On the occasion of annual Mansa festival here on Tuesday, the celebration of tribal life and the joy of offering obeisance in awe-inspiring ways was visible once again.
Hundreds of tribals participated in a religious procession here in Panchparagana area on Tuesday. Some of the devotees had their bodies pierced with sharp objects and carried snakes on their heads. It is done to appease the snake goddess Mansa.
People from neighbouring areas congregated in Tamar hamlet, 70 kilometers from Ranchi, the State capital to watch the rituals associated with the festival.
Body piercing has been an important part of the ritual, followed by tribals for generations here.
The body piercing is done after a customary bath in a pool. The individuals smear normal vermilion, as an 'anti-septic' on bleeding parts of the body and avoid infection.
The tribals believe that giving harsh punishment to one's body enables them to gain special affection of the goddess. She will protect them from snakebites throughout the year after being pleased with their dare-devil form of worship.
Many of the participants during the festival carry snakes on their heads, believing this will prevent them from snakebites.
"The Goddess Mansa is considered to be the snake goddess as per our customs. As we are residing in a village. Here the snake is considered to be our deity. So, all these rituals are being performed to appease the Goddess Mansa. This ritual of carrying a snake on our heads is known as 'Japan'," said Vinod, one of the devotees.
During their celebrations, the tribals chanted hymns and devotional prayers besides dancing to the beats of drums during the festival.
Even as many people on this occasion pierce their tongues, hands, nose, ear and other areas of the body in devotion, many others do not do that but express their devotion to the deity by observing day-long fast.
As per the local tradition, women observe fast and eat only at midnight after worshipping Goddess Mansa.
It all ends when the procession reaches Mansa Temple.
The Mansa Festival is observed in many parts of Jharkhand including Ranchi, East Singum.

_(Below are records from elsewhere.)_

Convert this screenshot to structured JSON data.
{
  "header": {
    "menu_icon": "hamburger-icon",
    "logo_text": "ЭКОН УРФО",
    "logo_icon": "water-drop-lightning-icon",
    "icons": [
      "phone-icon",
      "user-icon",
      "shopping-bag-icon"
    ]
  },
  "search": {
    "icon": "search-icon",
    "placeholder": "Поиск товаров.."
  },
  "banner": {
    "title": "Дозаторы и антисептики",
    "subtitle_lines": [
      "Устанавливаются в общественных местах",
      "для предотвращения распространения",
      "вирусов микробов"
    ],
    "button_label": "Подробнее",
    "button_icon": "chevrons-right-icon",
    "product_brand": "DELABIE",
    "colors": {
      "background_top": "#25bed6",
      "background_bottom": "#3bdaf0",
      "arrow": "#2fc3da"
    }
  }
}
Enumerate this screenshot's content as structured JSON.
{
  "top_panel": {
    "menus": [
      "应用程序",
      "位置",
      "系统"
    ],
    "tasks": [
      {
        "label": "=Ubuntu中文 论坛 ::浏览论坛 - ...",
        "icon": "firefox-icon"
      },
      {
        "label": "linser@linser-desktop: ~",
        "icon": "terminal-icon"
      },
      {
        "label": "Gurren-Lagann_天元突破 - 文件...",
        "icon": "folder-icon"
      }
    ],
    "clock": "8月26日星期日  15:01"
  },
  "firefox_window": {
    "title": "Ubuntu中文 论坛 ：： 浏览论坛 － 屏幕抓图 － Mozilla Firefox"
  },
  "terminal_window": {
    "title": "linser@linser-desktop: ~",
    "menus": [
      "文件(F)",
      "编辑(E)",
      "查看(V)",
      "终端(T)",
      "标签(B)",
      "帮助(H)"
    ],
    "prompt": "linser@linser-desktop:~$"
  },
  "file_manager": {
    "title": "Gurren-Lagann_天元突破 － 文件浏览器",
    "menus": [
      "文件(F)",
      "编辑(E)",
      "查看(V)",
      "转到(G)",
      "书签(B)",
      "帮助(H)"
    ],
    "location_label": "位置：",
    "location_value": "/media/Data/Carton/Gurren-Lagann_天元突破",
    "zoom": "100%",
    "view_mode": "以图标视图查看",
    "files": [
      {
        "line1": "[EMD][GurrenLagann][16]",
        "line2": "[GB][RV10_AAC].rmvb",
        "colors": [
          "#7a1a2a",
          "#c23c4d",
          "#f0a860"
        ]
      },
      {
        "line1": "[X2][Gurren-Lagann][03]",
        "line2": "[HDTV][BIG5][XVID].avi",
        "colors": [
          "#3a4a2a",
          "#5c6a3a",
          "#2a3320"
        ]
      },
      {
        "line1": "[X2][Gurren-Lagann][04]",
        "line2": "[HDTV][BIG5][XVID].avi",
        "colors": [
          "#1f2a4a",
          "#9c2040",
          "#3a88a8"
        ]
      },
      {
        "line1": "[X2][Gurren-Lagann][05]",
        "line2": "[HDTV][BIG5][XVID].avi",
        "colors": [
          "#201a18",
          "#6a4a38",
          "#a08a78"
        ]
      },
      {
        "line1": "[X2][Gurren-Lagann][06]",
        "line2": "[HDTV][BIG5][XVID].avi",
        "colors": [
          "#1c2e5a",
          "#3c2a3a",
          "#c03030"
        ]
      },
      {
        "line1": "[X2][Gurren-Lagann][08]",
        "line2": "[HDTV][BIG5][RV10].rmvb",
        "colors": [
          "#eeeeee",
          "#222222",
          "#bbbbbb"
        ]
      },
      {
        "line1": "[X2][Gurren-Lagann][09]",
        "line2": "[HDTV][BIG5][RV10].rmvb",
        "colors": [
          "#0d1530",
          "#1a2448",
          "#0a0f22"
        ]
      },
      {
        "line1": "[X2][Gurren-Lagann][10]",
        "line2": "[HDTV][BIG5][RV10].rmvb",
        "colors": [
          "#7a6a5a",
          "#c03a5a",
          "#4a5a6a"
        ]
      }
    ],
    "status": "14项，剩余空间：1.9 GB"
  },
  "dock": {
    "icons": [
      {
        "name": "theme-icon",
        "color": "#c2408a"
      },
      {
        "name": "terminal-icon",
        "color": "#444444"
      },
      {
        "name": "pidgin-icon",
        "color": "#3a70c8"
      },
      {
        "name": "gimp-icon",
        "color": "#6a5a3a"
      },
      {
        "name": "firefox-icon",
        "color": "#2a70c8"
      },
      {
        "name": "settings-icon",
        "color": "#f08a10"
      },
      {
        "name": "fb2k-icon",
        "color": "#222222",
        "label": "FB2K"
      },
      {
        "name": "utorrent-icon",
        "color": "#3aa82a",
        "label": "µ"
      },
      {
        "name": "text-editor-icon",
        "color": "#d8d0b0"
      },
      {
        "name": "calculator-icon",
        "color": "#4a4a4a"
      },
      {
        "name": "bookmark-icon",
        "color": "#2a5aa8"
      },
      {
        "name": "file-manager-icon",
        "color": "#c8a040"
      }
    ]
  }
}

In West Bengal, festival is observed in places like Purlia, Bakura and Midnapur.
The ritual associated with the festival is a part of centuries old tribal customs. By Girija Shankar Ojha (ANI)